After a study in pigs, it was found that two doses of a coronavirus vaccine made by UK researchers produced a greater antibody response than a single dose.
THE technical name for the drug is ChAdOx1 nCoV-19 (also known as the AZD1222) vaccine and was developed by the University of Oxford.
The drug is currently undergoing human trials and it is hoped an effective vaccine could be ready later this year. Previous research indicated that macaques were protected against lung disease after a single immunisation.
Now the Pirbright Institute, working with the University of Oxford, has shown that two doses of the Covid-19 vaccine might produce a greater immune response in pigs and therefore be a more effective approach to developing a protective response.
Professor Bryan Charleston, director of the Pirbright Institute, said: “These results look encouraging that administering two injections with the same vaccine boosts antibody responses that can neutralise the virus, but it is the response in humans that is important.
“The pig has proved to be a valuable model for testing human vaccines for other diseases to give an indication of the type of immune response induced and testing different doses.

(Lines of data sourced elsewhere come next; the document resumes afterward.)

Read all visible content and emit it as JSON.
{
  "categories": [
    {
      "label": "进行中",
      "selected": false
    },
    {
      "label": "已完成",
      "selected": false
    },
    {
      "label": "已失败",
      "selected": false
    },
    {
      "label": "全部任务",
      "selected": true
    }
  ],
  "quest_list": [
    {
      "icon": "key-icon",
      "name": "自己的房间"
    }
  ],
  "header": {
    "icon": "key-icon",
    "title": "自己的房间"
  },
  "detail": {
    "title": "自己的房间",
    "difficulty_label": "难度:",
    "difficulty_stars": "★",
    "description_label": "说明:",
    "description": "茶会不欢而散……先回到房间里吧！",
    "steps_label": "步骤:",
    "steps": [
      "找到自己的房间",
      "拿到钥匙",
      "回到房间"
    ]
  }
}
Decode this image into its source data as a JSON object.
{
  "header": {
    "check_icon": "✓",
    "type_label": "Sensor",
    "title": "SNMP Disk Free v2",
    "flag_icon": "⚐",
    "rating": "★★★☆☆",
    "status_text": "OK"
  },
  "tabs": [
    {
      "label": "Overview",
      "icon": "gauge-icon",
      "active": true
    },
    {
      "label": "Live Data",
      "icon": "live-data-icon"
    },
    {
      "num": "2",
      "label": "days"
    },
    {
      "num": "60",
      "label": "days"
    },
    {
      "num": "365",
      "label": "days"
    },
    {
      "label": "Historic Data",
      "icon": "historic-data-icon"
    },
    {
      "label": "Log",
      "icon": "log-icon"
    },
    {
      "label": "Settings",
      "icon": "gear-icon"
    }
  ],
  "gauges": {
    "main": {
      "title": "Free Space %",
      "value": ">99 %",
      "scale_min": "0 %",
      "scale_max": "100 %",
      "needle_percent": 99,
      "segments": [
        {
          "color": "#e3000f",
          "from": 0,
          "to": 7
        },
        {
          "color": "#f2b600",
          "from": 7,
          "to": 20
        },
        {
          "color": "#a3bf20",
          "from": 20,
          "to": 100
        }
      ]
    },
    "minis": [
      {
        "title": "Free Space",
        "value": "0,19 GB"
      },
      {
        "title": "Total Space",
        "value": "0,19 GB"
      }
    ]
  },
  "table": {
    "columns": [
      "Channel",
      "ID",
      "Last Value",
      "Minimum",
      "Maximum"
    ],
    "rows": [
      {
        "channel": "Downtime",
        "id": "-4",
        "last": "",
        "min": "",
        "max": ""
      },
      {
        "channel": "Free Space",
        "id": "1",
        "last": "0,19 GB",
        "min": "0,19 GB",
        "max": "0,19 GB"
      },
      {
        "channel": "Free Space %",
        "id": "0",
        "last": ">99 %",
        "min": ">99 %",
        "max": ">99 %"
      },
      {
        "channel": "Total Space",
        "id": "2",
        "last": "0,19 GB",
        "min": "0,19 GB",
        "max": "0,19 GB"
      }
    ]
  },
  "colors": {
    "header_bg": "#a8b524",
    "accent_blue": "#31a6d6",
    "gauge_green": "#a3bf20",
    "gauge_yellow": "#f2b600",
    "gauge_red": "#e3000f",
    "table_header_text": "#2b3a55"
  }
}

“Pigs are more physiologically similar to humans than some other animal models – for example, their body weight and metabolic rate – and are more accessible than studies using non-human primates.”